What this means for West Virginia
The Mountaineers aren't out of the Big East championship race by any means, but they need help. They also figure to fall out of the top 10, and the Heisman candidacies of quarterback Pat White and running back Steve Slaton are all but over.
There were eight turnovers in the first half ? two fumbles and two interceptions by USF and three fumbles and an interception by West Virginia. ? Mitchell's 55-yard touchdown catch in the second quarter was the first score of his career. Mitchell also runs track and holds USF's record in the 400 meters. ? Grothe's streak of 136 consecutive passes without an interception ended when WVU cornerback Ellis Lankster picked off one of his passes in the first quarter.
Yes, Grothe threw a 55-yard touchdown pass and true freshman tailback Jamar Taylor had a 19-yard touchdown run, but the defense that contained the nation's second-ranked offense was the reason for the victory.
"It was the execution of the kids, their effort and wanting to play hard and making plays," USF defensive coordinator Wally Burnham said. "Playing together as a team is the most important thing against West Virginia. You have to take care of your assignments, and then when you know your job is done, you can go help your buddy.
"They kept doing their job."
And West Virginia kept doing what ? well, West Virginia does in big games like this. As they did last season when they fumbled away a shot an unbeaten season in a loss to Louisville, then blew a chance at a BCS bid by losing at home to USF, the Mountaineers self-destructed when they had a chance to distinguish themselves.
The Mountaineers squandered so many opportunities. Among their six turnovers was an interception thrown from USF's 9 by backup quarterback Jarrett Brown, who came on late in the second quarter after White suffered a bruised quadriceps.
Another time, a snap over Brown's head on third-and-goal from USF's 3 forced the Mountaineers to settle for a field goal.
And when WVU reached USF's 40 in the final minute, a potential game-tying drive ended there with a sack and two incompletions.
"The kids played hard but badly executed, offensively," West Virginia coach Rich Rodriguez said. "It's about as bad as you can play. I'm very disappointed because I thought we had a good week of practice.
"What did we have, six turnovers? I'm disappointed, but it's a long season and certainly the conference race is not over yet. We're just behind a little bit, but we'll get back to work on Sunday."
So will USF. The Bulls, who three weeks ago won at Auburn, now look like the team to beat in the Big East.

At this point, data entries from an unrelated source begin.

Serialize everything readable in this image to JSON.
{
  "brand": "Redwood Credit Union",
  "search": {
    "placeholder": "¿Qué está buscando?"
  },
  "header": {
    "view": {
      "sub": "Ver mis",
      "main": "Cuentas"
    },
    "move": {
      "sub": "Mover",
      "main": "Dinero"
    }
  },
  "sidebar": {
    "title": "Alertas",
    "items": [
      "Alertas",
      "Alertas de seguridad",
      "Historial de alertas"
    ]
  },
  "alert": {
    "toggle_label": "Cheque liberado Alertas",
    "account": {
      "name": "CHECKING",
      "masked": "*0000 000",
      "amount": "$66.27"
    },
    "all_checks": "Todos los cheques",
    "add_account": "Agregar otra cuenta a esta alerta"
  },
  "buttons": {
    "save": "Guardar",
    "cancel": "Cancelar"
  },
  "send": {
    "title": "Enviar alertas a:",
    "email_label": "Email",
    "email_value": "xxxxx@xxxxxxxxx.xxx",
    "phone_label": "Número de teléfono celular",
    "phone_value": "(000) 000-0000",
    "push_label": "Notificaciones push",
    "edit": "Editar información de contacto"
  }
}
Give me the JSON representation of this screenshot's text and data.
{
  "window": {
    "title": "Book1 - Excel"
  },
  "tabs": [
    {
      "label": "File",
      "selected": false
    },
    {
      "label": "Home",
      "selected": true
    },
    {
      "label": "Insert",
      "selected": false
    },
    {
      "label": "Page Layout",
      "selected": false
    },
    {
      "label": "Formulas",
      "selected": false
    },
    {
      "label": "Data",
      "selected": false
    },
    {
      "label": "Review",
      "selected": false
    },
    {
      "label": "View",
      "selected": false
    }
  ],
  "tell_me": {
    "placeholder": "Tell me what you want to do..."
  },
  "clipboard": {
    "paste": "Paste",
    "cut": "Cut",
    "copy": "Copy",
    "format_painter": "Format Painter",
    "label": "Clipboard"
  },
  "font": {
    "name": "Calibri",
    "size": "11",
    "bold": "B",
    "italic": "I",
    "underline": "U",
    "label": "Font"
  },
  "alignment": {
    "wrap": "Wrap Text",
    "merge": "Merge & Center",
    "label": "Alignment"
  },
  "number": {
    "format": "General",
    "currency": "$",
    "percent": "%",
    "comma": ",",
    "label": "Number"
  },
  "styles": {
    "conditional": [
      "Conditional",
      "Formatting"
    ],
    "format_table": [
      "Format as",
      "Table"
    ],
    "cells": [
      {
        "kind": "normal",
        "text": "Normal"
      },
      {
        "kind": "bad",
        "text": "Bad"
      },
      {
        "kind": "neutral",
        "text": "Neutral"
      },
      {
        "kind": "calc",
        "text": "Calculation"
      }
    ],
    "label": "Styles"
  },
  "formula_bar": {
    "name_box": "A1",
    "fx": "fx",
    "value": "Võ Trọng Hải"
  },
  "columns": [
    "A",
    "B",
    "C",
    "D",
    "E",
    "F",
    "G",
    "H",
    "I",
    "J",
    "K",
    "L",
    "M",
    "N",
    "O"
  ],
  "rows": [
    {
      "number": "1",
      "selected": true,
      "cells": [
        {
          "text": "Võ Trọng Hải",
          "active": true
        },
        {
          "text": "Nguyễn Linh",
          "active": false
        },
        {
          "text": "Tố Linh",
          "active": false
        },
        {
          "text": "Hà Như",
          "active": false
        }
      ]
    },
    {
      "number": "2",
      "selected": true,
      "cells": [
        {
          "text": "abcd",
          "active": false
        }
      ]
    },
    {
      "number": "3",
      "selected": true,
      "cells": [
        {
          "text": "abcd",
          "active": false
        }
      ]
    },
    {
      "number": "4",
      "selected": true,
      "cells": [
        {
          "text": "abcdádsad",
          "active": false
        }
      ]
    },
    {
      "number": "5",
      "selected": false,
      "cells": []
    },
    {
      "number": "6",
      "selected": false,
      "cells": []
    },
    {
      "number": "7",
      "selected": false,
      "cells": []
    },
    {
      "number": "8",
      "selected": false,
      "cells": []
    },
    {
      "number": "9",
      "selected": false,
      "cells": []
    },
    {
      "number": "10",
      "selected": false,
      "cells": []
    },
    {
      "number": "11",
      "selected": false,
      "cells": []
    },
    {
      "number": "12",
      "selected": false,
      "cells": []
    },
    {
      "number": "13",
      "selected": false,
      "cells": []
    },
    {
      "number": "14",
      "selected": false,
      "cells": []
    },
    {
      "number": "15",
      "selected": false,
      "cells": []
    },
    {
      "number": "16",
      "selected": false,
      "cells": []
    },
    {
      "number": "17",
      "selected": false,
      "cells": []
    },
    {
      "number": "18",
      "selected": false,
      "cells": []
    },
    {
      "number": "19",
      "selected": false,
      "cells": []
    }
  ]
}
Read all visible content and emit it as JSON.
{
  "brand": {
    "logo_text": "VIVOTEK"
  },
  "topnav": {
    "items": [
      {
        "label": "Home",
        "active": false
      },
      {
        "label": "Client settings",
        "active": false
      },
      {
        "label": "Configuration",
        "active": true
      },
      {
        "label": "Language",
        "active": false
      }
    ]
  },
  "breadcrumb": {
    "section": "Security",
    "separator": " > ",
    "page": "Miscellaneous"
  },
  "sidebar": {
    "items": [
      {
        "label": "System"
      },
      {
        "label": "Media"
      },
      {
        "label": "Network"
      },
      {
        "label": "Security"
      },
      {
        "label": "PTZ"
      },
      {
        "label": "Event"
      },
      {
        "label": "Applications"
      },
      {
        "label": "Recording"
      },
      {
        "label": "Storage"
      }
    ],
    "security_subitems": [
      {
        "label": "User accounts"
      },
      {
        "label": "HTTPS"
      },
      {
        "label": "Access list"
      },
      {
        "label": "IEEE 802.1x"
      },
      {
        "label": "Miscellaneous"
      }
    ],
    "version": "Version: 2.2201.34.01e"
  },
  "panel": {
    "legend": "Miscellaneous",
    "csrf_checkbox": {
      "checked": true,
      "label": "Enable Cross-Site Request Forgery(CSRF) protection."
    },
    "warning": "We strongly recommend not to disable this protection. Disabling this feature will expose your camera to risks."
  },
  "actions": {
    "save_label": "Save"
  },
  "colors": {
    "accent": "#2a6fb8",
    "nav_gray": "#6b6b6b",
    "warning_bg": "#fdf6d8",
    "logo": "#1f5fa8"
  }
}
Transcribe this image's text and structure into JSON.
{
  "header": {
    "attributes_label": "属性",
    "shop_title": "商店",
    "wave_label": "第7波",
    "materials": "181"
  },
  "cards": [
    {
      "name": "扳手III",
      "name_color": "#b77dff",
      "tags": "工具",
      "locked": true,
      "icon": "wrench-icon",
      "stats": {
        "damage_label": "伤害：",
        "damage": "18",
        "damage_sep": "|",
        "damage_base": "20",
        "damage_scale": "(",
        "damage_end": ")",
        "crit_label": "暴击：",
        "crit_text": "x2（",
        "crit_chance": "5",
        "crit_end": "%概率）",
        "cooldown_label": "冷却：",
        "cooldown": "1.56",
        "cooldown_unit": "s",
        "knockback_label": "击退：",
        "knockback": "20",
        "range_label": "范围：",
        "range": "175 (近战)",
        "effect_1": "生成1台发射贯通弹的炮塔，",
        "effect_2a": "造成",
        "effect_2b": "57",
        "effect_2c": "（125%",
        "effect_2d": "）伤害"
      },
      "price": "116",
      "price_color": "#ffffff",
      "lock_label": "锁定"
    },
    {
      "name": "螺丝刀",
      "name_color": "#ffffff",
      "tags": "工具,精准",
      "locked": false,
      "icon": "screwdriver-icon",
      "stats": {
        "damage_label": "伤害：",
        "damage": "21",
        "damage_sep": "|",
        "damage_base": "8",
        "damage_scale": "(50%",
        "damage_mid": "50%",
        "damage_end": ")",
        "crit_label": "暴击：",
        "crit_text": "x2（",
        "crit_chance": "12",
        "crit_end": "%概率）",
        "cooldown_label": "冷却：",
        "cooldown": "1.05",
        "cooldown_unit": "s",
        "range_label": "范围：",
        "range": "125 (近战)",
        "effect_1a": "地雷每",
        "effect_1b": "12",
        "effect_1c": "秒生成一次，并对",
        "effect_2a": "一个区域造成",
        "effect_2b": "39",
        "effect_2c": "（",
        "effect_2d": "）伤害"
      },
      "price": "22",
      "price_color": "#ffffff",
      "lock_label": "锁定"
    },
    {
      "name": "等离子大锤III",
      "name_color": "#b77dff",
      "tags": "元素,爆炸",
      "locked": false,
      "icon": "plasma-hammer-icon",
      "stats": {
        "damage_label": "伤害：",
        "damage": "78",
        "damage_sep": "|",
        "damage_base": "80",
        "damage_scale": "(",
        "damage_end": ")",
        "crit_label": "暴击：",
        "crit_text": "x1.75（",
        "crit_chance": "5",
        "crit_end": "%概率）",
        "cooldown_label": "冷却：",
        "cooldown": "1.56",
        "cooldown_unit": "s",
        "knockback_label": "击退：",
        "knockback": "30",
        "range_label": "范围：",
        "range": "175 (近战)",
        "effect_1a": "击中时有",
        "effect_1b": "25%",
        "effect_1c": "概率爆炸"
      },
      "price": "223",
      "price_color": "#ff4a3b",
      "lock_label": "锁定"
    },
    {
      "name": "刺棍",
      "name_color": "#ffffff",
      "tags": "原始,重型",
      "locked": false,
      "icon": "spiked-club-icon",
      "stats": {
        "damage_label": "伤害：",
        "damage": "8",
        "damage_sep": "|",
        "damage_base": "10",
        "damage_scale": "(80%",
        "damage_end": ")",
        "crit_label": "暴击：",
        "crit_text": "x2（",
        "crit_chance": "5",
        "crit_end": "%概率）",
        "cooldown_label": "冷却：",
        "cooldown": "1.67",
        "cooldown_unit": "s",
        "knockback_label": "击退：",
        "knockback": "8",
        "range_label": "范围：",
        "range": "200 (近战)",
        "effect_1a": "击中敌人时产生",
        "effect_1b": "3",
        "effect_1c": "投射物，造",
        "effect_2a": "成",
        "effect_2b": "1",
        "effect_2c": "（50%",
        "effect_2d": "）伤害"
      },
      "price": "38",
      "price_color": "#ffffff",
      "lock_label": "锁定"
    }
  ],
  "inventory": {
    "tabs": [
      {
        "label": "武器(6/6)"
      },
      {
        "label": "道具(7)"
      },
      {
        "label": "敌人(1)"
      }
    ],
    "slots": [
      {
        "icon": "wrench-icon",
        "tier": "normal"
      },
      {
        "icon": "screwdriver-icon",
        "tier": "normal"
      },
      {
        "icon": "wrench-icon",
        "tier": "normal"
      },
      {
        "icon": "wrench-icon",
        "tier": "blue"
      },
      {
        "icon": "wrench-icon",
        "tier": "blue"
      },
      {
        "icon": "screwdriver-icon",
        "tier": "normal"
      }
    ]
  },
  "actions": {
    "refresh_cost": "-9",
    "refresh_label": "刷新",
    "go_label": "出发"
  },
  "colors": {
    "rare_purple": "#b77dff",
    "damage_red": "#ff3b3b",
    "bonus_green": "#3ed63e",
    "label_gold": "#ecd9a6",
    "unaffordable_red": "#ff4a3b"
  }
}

Winning the league will require winning at No. 10 Rutgers on Oct. 18, beating No. 24 Cincinnati on Nov. 3 and getting past disappointing Louisville on Nov. 17.
But Leavitt wasn't looking past next week's game against Florida Atlantic.
"When we started this season, our goal was not necessarily to beat West Virginia but to be the Big East champions, so I won't let my guard down," Leavitt said. "We're only 1-0 in the Big East. You want me to take off my shirt and dance and hug and kiss, but I keep thinking about the mistakes we made."
That's OK. Everyone makes mistakes.
Failing to list USF among the country's best teams may prove to be one, too.
Olin Buchanan is the senior college football writer for Rivals.com. He can be reached at email@example.com.